This year will be the 25th Frank J. Redd Student Competition at SmallSat. This competition is an amazing opportunity for students to share their work on small satellite concepts and missions. At the same time, it puts these ambitious students in the spotlight with current industry professionals (and potential employers!).
In the first 24 years of the competition, many of the winners have gone on to distinguish themselves in their profession. We caught up with a few of them to see where they have landed. This is the third post in a series.
BRIAN ENGBERG, from Stanford University
1995: 3rd place (shared). 1999: Honorable Mention.
About his projects:
I worked on the Stanford OPAL (Orbiting Picosat Automated Launcher) project as part of a team. It was an important ancestor to cubesat technology and ideology. It launched in 2000. The other was for a formation flying orbit transfer study related to the Orion mission, which never flew. However it was supported by Air Force Research Laboratory as the “Nanosat-1” mission. This program evolved into the University Nanosat Program that AFRL runs today.
What he’s doing now:
I received a B.S. in Aerospace Engineering and a B.S. in Astronomy and Astrophysics from the University of Illinois Urbana-Champaign in 1994 and a M.S. degree from the Department of Aeronautics and Astronautics at Stanford University in 1996; while in the PhD program at Stanford, I managed two student satellite projects, participated in the design and construction of two others, and managed ground station operations. I left the PhD program at Stanford in 2001 to bring my satellite systems engineering experience to the Air Force Research Laboratory at Kirtland AFB, NM. I am also a continuing advisor and reviewer for the University Nanosat Program. My personal research areas of interest include small satellite utility analysis, risk management process planning in an R&D environment, and systems engineering process development in an R&D environment.
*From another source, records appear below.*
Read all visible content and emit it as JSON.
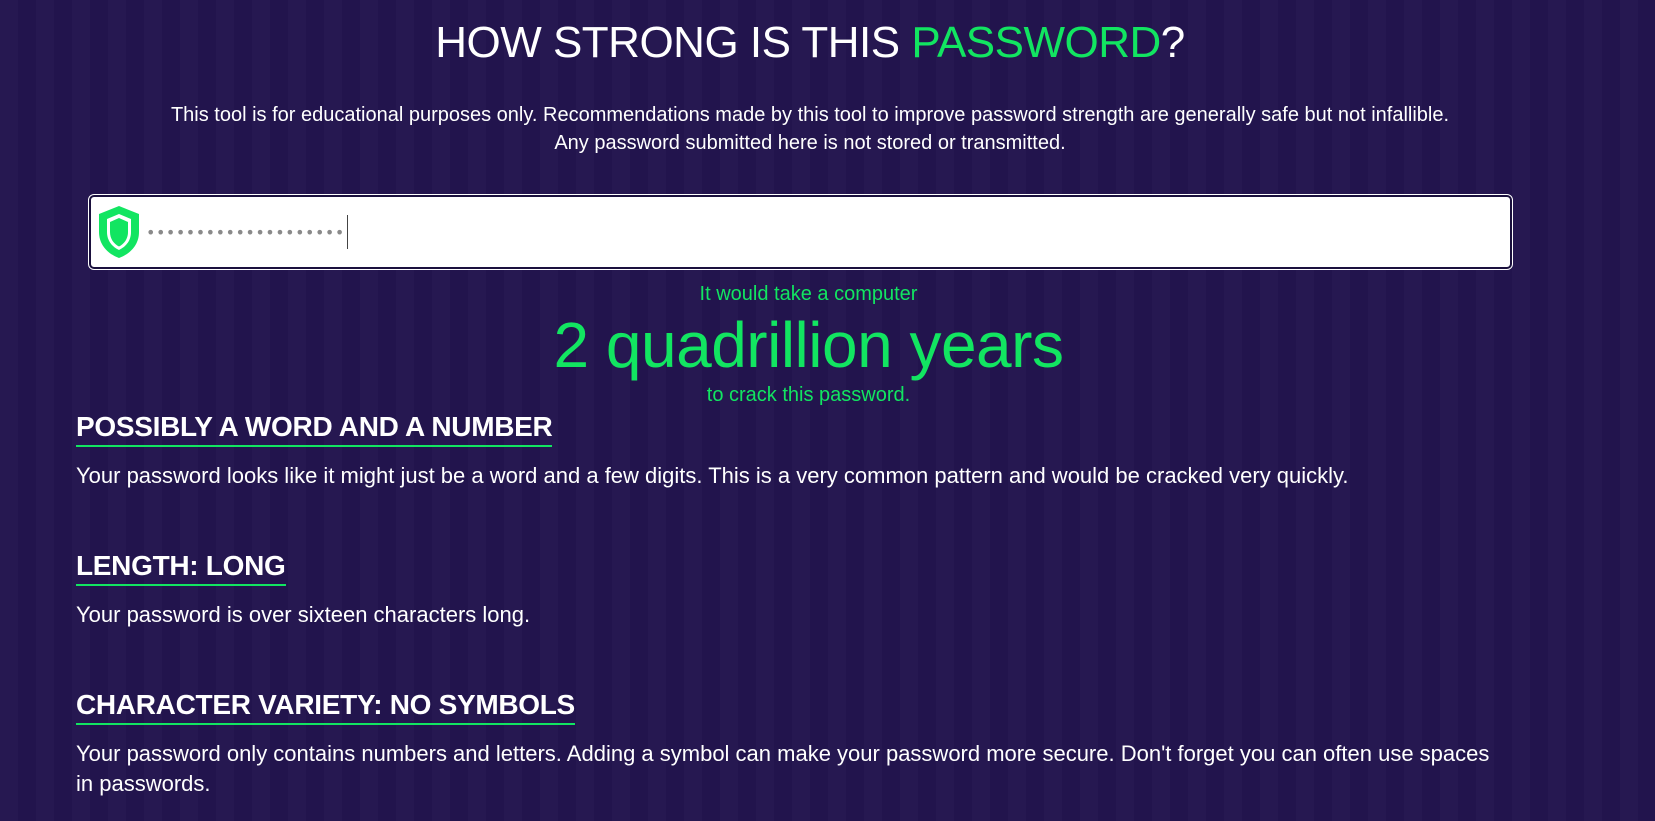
{
  "header": {
    "title_prefix": "HOW STRONG IS THIS ",
    "title_accent": "PASSWORD",
    "title_suffix": "?",
    "disclaimer_line1": "This tool is for educational purposes only. Recommendations made by this tool to improve password strength are generally safe but not infallible.",
    "disclaimer_line2": "Any password submitted here is not stored or transmitted."
  },
  "password_input": {
    "masked_value": "••••••••••••••••••••",
    "icon": "shield-icon"
  },
  "result": {
    "pre_text": "It would take a computer",
    "time": "2 quadrillion years",
    "post_text": "to crack this password."
  },
  "sections": [
    {
      "heading": "POSSIBLY A WORD AND A NUMBER",
      "body": "Your password looks like it might just be a word and a few digits. This is a very common pattern and would be cracked very quickly."
    },
    {
      "heading": "LENGTH: LONG",
      "body": "Your password is over sixteen characters long."
    },
    {
      "heading": "CHARACTER VARIETY: NO SYMBOLS",
      "body": "Your password only contains numbers and letters. Adding a symbol can make your password more secure. Don't forget you can often use spaces in passwords."
    }
  ],
  "colors": {
    "background": "#23154f",
    "accent": "#12e561",
    "text": "#ffffff"
  }
}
Previously, I was systems engineer for a variety of innovative technologies, including a large-scale power collection system, and space-based multiple-access lasercom technology and then the SSAIG program lead from 2009-2015.
I am now the Branch Chief for Air Force Research Laboratory/RVSW “Space Electronics Technology Branch”, which primarily focuses on Air Force satellite payload technologies. Efforts in my branch include rad-hard electronics, communications, and space-based sensor programs.
Advice for current students:
From my perspective, the competition didn’t really change my life, and, way back then, the prizes were a small fraction of what they are today. The excitement was in having a dedicated stage for young minds and fresh ideas. If you look at the trajectory of support for the student competition over the last 20+ years, it is very clear how much the community values these commodities. It is also clear how the participants of yesteryear have influenced today’s national and international space technology, operations, and policy. Don’t be shy about contributing to the next chapter in that legacy.
We’re looking forward to this year’s SmallSat conference student competition! We hope to see many future industry leaders there.
College students from across the globe compete for awards made possible through generous donations from organizations and individuals within the small satellite community. If you’d like to help us reach this year’s goal of $50,000 by contributing to the endowment fund, please donate here.